#### Supplied data
##########
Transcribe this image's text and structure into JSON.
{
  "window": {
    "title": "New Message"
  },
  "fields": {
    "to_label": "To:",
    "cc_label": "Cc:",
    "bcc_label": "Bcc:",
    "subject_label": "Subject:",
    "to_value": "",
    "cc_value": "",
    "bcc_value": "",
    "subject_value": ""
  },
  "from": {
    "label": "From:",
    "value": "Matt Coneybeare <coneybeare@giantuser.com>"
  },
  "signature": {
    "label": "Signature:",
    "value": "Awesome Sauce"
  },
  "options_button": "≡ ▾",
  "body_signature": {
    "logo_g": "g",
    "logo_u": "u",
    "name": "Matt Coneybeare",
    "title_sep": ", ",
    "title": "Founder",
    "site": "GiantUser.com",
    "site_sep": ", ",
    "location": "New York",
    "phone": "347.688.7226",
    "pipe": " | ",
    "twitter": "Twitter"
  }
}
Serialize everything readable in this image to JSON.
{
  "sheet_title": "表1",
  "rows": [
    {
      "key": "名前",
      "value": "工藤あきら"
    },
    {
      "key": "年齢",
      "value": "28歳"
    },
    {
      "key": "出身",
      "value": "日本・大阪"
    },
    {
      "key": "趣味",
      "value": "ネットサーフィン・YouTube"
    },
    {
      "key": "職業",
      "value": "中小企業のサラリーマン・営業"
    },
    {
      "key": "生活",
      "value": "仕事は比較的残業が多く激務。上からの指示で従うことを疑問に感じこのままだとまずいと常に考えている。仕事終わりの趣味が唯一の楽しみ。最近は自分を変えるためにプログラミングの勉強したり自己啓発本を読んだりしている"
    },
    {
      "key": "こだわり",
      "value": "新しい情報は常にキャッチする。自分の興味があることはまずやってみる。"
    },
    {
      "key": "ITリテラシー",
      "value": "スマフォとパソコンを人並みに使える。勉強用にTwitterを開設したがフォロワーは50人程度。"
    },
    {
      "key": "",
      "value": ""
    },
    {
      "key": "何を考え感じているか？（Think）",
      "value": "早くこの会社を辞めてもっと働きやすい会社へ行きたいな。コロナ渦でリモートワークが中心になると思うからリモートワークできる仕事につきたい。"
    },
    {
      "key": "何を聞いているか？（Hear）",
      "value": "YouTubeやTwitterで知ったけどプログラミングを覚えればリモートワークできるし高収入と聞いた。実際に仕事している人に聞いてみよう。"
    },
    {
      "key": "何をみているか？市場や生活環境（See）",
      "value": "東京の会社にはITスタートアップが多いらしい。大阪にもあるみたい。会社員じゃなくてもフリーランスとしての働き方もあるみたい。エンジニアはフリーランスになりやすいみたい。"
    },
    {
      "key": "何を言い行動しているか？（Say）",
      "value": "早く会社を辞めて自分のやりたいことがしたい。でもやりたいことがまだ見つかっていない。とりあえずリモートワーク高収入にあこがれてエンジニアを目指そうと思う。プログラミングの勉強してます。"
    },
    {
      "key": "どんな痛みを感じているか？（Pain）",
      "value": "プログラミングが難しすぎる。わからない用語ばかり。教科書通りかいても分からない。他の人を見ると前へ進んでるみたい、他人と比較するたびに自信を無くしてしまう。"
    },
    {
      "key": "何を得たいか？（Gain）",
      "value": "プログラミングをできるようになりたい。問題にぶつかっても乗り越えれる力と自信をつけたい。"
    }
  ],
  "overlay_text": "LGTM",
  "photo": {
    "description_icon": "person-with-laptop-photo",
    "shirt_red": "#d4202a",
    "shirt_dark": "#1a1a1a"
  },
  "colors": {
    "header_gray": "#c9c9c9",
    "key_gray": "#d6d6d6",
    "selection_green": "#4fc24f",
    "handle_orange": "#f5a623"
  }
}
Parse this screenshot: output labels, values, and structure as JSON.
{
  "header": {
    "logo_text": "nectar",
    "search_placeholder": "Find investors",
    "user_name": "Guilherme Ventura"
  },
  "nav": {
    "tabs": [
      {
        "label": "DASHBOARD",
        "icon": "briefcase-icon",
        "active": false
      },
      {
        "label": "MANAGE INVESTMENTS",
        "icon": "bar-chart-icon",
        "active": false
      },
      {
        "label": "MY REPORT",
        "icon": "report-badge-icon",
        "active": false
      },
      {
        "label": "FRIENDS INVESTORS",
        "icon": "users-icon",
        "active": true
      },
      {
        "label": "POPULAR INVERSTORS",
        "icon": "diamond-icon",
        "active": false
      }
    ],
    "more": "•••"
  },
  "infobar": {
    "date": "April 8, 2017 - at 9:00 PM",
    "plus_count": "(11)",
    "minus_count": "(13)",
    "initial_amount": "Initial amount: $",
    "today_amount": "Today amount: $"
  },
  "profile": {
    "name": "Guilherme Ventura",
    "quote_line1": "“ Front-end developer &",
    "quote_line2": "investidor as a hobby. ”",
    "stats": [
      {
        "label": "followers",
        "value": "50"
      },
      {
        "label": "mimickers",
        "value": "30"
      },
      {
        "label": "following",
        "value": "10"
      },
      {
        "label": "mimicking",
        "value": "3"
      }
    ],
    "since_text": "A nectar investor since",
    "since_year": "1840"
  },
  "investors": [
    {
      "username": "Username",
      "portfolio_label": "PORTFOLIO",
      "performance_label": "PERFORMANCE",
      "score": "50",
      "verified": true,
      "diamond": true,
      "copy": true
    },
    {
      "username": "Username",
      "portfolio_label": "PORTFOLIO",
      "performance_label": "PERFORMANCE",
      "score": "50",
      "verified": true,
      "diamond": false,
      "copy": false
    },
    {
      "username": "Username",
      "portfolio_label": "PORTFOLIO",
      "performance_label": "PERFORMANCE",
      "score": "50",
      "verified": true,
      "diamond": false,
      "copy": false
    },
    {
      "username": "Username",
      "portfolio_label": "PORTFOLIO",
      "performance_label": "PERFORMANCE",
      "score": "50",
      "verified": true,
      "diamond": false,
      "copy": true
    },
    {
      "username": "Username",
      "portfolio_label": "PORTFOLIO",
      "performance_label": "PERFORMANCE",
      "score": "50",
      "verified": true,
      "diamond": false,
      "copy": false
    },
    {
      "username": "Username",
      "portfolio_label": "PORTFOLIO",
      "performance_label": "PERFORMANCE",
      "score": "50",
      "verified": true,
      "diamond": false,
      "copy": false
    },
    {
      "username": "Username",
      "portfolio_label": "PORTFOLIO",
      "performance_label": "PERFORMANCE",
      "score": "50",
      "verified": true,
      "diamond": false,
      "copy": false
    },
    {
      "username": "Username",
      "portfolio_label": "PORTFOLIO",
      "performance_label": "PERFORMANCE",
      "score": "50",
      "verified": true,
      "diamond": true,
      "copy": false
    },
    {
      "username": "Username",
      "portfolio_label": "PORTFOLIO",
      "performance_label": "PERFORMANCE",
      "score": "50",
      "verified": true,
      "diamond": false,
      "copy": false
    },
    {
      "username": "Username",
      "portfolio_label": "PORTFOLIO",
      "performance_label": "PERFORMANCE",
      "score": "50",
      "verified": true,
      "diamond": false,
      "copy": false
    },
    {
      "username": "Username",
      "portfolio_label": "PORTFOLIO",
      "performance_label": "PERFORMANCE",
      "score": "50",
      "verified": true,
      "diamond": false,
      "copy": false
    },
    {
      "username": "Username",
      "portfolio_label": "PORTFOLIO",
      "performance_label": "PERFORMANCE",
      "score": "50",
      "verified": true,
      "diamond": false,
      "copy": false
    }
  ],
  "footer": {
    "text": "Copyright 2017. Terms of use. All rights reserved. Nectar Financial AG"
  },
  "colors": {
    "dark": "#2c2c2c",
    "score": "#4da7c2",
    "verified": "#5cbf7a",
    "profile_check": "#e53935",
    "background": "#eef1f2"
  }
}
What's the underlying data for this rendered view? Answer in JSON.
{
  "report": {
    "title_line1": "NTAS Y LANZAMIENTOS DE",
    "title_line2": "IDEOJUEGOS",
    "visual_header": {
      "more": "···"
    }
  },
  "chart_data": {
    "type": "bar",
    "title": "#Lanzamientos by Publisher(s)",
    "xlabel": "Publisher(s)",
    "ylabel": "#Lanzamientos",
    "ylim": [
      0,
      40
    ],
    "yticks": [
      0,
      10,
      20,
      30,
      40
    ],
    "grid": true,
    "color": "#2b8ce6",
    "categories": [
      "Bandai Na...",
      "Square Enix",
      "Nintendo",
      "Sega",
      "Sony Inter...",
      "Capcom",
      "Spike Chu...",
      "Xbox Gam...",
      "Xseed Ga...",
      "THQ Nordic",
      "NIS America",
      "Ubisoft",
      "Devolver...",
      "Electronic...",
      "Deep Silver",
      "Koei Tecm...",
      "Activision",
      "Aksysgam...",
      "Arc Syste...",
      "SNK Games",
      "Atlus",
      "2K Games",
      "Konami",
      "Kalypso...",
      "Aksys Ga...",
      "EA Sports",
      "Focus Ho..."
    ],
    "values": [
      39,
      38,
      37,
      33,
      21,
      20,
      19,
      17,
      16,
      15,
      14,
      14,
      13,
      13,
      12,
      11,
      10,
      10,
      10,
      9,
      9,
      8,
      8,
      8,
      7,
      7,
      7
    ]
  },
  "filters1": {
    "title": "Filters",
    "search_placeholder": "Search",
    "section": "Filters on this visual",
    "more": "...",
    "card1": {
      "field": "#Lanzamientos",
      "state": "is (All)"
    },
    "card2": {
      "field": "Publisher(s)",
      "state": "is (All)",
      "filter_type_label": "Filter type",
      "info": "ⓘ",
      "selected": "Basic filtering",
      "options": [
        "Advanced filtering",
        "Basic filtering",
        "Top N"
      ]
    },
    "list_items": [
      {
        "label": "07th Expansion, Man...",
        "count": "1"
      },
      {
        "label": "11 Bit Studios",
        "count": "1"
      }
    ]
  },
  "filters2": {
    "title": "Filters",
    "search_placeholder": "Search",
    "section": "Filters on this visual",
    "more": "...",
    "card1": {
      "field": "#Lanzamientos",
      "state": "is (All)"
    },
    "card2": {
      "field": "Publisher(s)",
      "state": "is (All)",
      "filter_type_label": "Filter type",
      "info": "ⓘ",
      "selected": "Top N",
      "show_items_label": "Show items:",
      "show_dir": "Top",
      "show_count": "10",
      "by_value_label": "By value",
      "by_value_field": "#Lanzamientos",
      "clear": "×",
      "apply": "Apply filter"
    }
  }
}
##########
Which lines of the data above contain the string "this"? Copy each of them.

Transcribe this image's text and structure into JSON.
Serialize everything readable in this image to JSON.
Parse this screenshot: output labels, values, and structure as JSON.
What's the underlying data for this rendered view? Answer in JSON.
    "section": "Filters on this visual",
    "section": "Filters on this visual",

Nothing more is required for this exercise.